Records shown section start
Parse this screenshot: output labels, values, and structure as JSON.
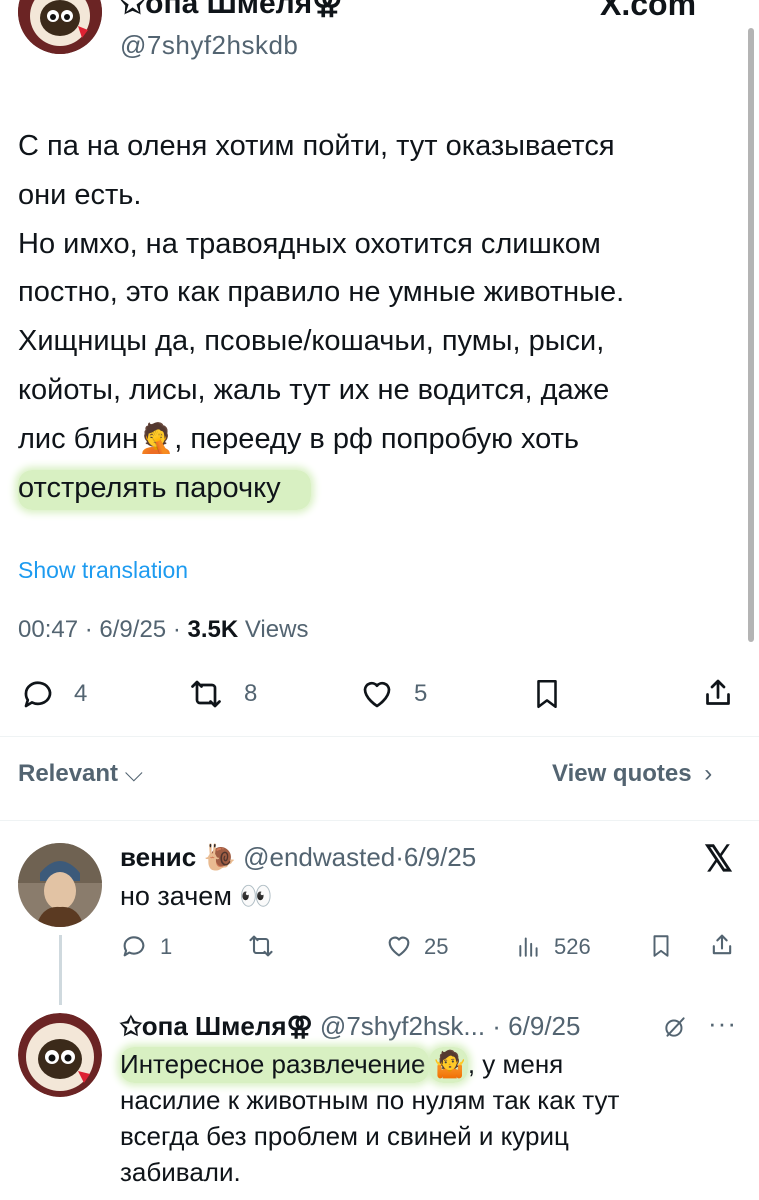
{
  "main_tweet": {
    "author_name": "✩опа Шмеля⚢",
    "author_handle": "@7shyf2hskdb",
    "site": "X.com",
    "text_lines": [
      "С па на оленя хотим пойти, тут оказывается",
      "они есть.",
      "Но имхо, на травоядных охотится слишком",
      "постно, это как правило не умные животные.",
      "Хищницы да, псовые/кошачьи, пумы, рыси,",
      "койоты, лисы, жаль тут их не водится, даже"
    ],
    "text_line7_a": "лис блин",
    "text_line7_emoji": "🤦",
    "text_line7_b": ", перееду в рф попробую хоть",
    "text_line8_highlighted": "отстрелять парочку",
    "show_translation": "Show translation",
    "time": "00:47",
    "date": "6/9/25",
    "views_count": "3.5K",
    "views_label": "Views",
    "replies": "4",
    "reposts": "8",
    "likes": "5"
  },
  "filter": {
    "sort_label": "Relevant",
    "view_quotes": "View quotes"
  },
  "reply1": {
    "name": "венис",
    "emoji": "🐌",
    "handle": "@endwasted",
    "date": "6/9/25",
    "text": "но зачем",
    "text_emoji": "👀",
    "replies": "1",
    "reposts": "",
    "likes": "25",
    "views": "526"
  },
  "reply2": {
    "name": "✩опа Шмеля⚢",
    "handle": "@7shyf2hsk...",
    "date": "6/9/25",
    "text_highlighted": "Интересное развлечение",
    "emoji": "🤷",
    "text_rest_line1": ", у меня",
    "text_lines": [
      "насилие к животным по нулям так как тут",
      "всегда без проблем и свиней и куриц",
      "забивали."
    ]
  },
  "colors": {
    "text": "#0f1419",
    "secondary": "#536471",
    "link": "#1d9bf0",
    "highlight": "#d8f0c2"
  }
}
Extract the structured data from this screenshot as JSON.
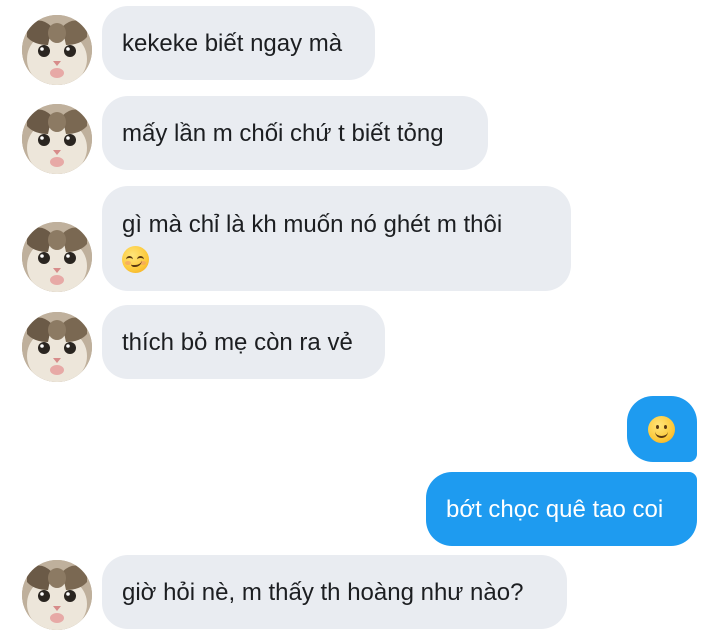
{
  "contact": {
    "avatar_icon": "cat-photo-avatar"
  },
  "messages": [
    {
      "direction": "incoming",
      "text": "kekeke biết ngay mà"
    },
    {
      "direction": "incoming",
      "text": "mấy lần m chối chứ t biết tỏng"
    },
    {
      "direction": "incoming",
      "text": "gì mà chỉ là kh muốn nó ghét m thôi",
      "emoji": "smirking-face"
    },
    {
      "direction": "incoming",
      "text": "thích bỏ mẹ còn ra vẻ"
    },
    {
      "direction": "outgoing",
      "emoji": "slightly-smiling-face"
    },
    {
      "direction": "outgoing",
      "text": "bớt chọc quê tao coi"
    },
    {
      "direction": "incoming",
      "text": "giờ hỏi nè, m thấy th hoàng như nào?"
    }
  ],
  "colors": {
    "incoming_bubble": "#e9ecf1",
    "outgoing_bubble": "#1e9bf0",
    "incoming_text": "#1c1e21",
    "outgoing_text": "#ffffff"
  }
}
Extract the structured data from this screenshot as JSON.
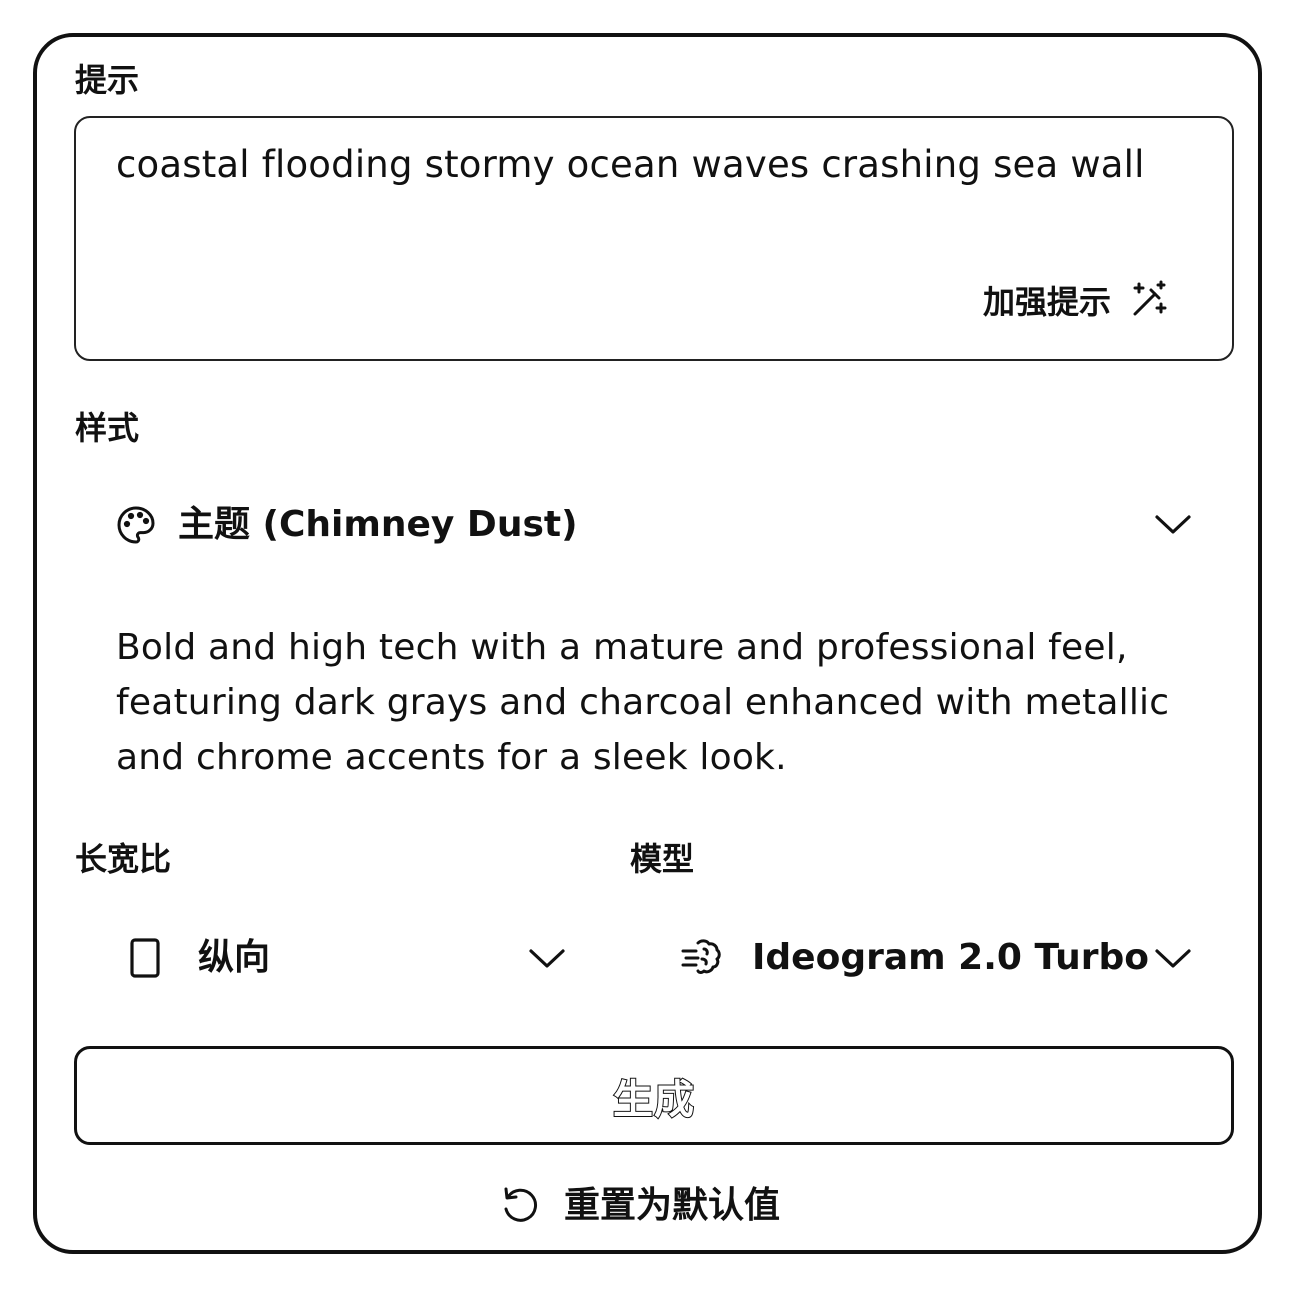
{
  "prompt": {
    "label": "提示",
    "value": "coastal flooding stormy ocean waves crashing sea wall",
    "enhance_label": "加强提示",
    "enhance_icon": "magic-wand-icon"
  },
  "style": {
    "label": "样式",
    "selected": "主题 (Chimney Dust)",
    "icon": "palette-icon",
    "description": "Bold and high tech with a mature and professional feel, featuring dark grays and charcoal enhanced with metallic and chrome accents for a sleek look."
  },
  "aspect_ratio": {
    "label": "长宽比",
    "selected": "纵向",
    "icon": "portrait-rectangle-icon"
  },
  "model": {
    "label": "模型",
    "selected": "Ideogram 2.0 Turbo",
    "icon": "brain-speed-icon"
  },
  "actions": {
    "generate_label": "生成",
    "reset_label": "重置为默认值",
    "reset_icon": "undo-icon"
  }
}
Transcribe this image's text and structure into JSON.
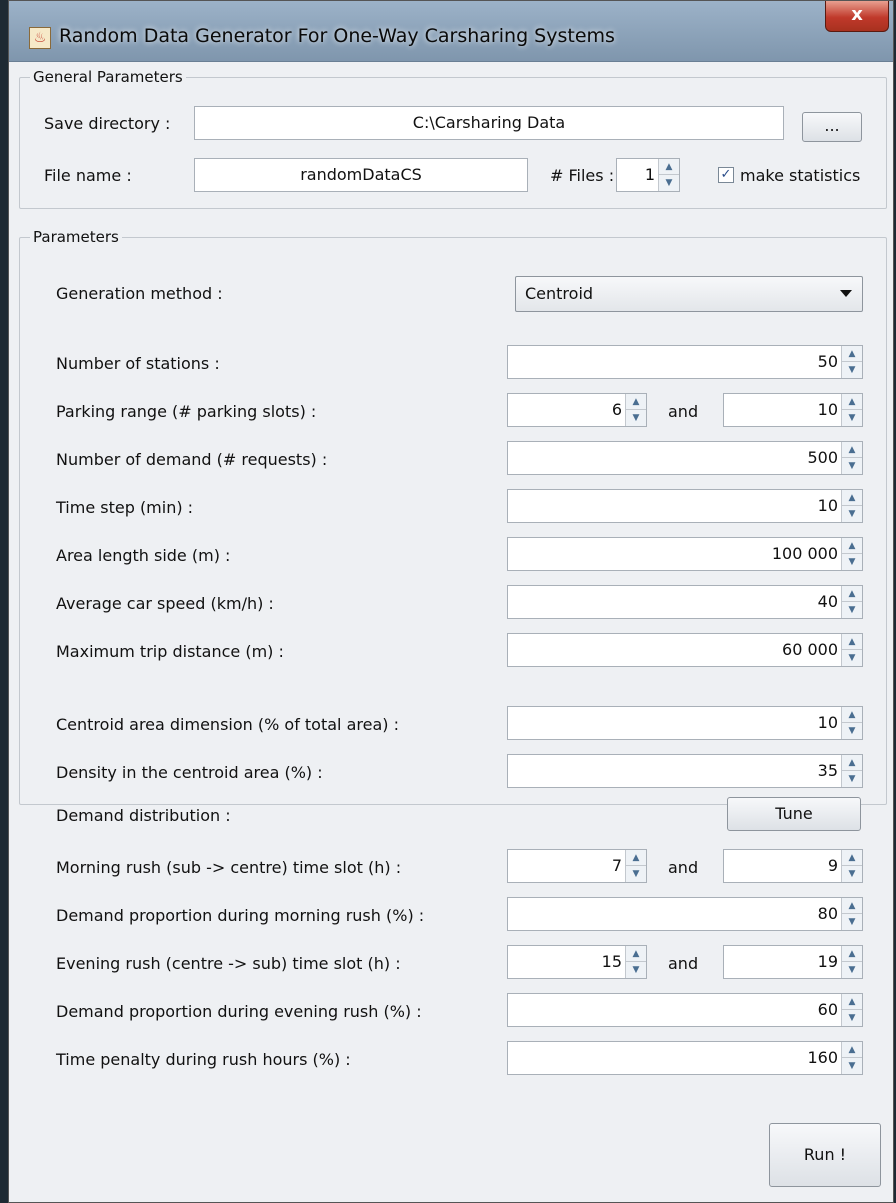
{
  "window": {
    "title": "Random Data Generator For One-Way Carsharing Systems",
    "close_label": "x"
  },
  "general": {
    "group_title": "General Parameters",
    "save_dir_label": "Save directory :",
    "save_dir_value": "C:\\Carsharing Data",
    "browse_label": "...",
    "file_name_label": "File name :",
    "file_name_value": "randomDataCS",
    "files_label": "# Files :",
    "files_value": "1",
    "make_stats_label": "make statistics",
    "make_stats_checked": true
  },
  "params": {
    "group_title": "Parameters",
    "generation_method_label": "Generation method  :",
    "generation_method_value": "Centroid",
    "and_label": "and",
    "stations_label": "Number of stations :",
    "stations_value": "50",
    "parking_label": "Parking range (# parking slots) :",
    "parking_min": "6",
    "parking_max": "10",
    "demand_label": "Number of demand (# requests) :",
    "demand_value": "500",
    "timestep_label": "Time step (min) :",
    "timestep_value": "10",
    "area_label": "Area length side (m) :",
    "area_value": "100 000",
    "speed_label": "Average car speed (km/h) :",
    "speed_value": "40",
    "trip_label": "Maximum trip distance (m) :",
    "trip_value": "60 000",
    "centroid_area_label": "Centroid area dimension (% of total area) :",
    "centroid_area_value": "10",
    "density_label": "Density in the centroid area (%) :",
    "density_value": "35",
    "distribution_label": "Demand distribution :",
    "tune_label": "Tune",
    "morning_slot_label": "Morning rush (sub -> centre) time slot (h) :",
    "morning_from": "7",
    "morning_to": "9",
    "morning_prop_label": "Demand proportion during morning rush (%) :",
    "morning_prop_value": "80",
    "evening_slot_label": "Evening rush (centre -> sub) time slot (h) :",
    "evening_from": "15",
    "evening_to": "19",
    "evening_prop_label": "Demand proportion during evening rush (%) :",
    "evening_prop_value": "60",
    "penalty_label": "Time penalty during rush hours (%) :",
    "penalty_value": "160"
  },
  "run_label": "Run !"
}
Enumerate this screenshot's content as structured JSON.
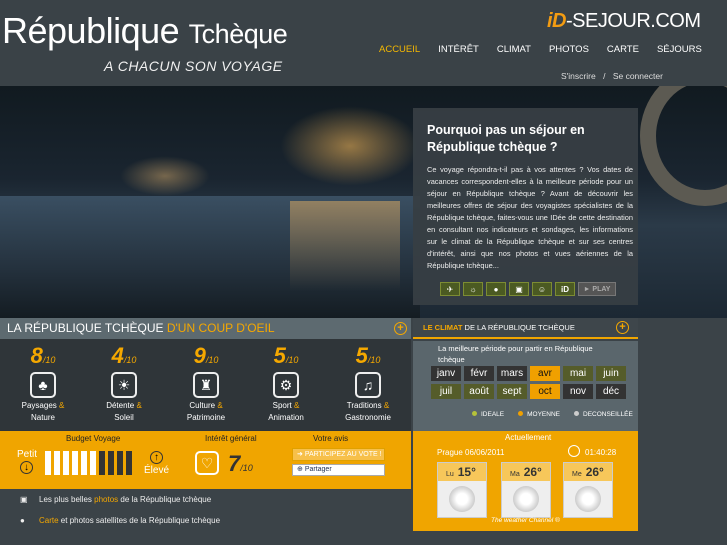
{
  "header": {
    "title_main": "République",
    "title_country": "Tchèque",
    "tagline": "A CHACUN SON VOYAGE",
    "logo_id": "iD",
    "logo_rest": "-SEJOUR.COM",
    "nav": [
      "ACCUEIL",
      "INTÉRÊT",
      "CLIMAT",
      "PHOTOS",
      "CARTE",
      "SÉJOURS"
    ],
    "signup": "S'inscrire",
    "separator": "/",
    "login": "Se connecter"
  },
  "hero": {
    "heading": "Pourquoi pas un séjour en République tchèque ?",
    "text": "Ce voyage répondra-t-il pas à vos attentes ? Vos dates de vacances correspondent-elles à la meilleure période pour un séjour en République tchèque ? Avant de découvrir les meilleures offres de séjour des voyagistes spécialistes de la République tchèque, faites-vous une IDée de cette destination en consultant nos indicateurs et sondages, les informations sur le climat de la République tchèque et sur ses centres d'intérêt, ainsi que nos photos et vues aériennes de la République tchèque...",
    "icons": [
      "plane-icon",
      "sun-icon",
      "balloon-icon",
      "camera-icon",
      "smiley-icon",
      "id-icon"
    ],
    "play_label": "► PLAY"
  },
  "coup": {
    "title_prefix": "LA RÉPUBLIQUE TCHÈQUE",
    "title_highlight": "D'UN COUP D'OEIL",
    "plus": "+",
    "scores": [
      {
        "value": "8",
        "suffix": "/10",
        "label1": "Paysages",
        "amp": "&",
        "label2": "Nature"
      },
      {
        "value": "4",
        "suffix": "/10",
        "label1": "Détente",
        "amp": "&",
        "label2": "Soleil"
      },
      {
        "value": "9",
        "suffix": "/10",
        "label1": "Culture",
        "amp": "&",
        "label2": "Patrimoine"
      },
      {
        "value": "5",
        "suffix": "/10",
        "label1": "Sport",
        "amp": "&",
        "label2": "Animation"
      },
      {
        "value": "5",
        "suffix": "/10",
        "label1": "Traditions",
        "amp": "&",
        "label2": "Gastronomie"
      }
    ]
  },
  "budget": {
    "label": "Budget Voyage",
    "low": "Petit",
    "high": "Élevé",
    "level": 6,
    "total": 10,
    "colors": {
      "filled": "#ffffff",
      "empty": "#333333"
    }
  },
  "interet": {
    "label": "Intérêt général",
    "value": "7",
    "suffix": "/10"
  },
  "avis": {
    "label": "Votre avis",
    "vote": "PARTICIPEZ AU VOTE !",
    "share": "Partager"
  },
  "links": {
    "photos_prefix": "Les plus belles",
    "photos_highlight": "photos",
    "photos_suffix": "de la République tchèque",
    "carte_highlight": "Carte",
    "carte_suffix": "et photos satellites de la République tchèque"
  },
  "climat": {
    "title_highlight": "LE CLIMAT",
    "title_rest": "DE LA RÉPUBLIQUE TCHÈQUE",
    "intro": "La meilleure période pour partir en République tchèque",
    "months": [
      {
        "label": "janv",
        "status": "dec"
      },
      {
        "label": "févr",
        "status": "dec"
      },
      {
        "label": "mars",
        "status": "dec"
      },
      {
        "label": "avr",
        "status": "moy"
      },
      {
        "label": "mai",
        "status": "ideal"
      },
      {
        "label": "juin",
        "status": "ideal"
      },
      {
        "label": "juil",
        "status": "ideal"
      },
      {
        "label": "août",
        "status": "ideal"
      },
      {
        "label": "sept",
        "status": "ideal"
      },
      {
        "label": "oct",
        "status": "moy"
      },
      {
        "label": "nov",
        "status": "dec"
      },
      {
        "label": "déc",
        "status": "dec"
      }
    ],
    "legend": [
      {
        "label": "IDEALE",
        "color": "#b5c23a"
      },
      {
        "label": "MOYENNE",
        "color": "#f0a000"
      },
      {
        "label": "DECONSEILLÉE",
        "color": "#cccccc"
      }
    ]
  },
  "meteo": {
    "title": "Actuellement",
    "city_date": "Prague 06/06/2011",
    "time": "01:40:28",
    "days": [
      {
        "day": "Lu",
        "temp": "15°"
      },
      {
        "day": "Ma",
        "temp": "26°"
      },
      {
        "day": "Me",
        "temp": "26°"
      }
    ],
    "credit": "The weather Channel ®"
  }
}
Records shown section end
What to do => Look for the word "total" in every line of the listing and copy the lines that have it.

Task solution =>
    "centroid_area_label": "Centroid area dimension (% of total area) :",
    "total": 10,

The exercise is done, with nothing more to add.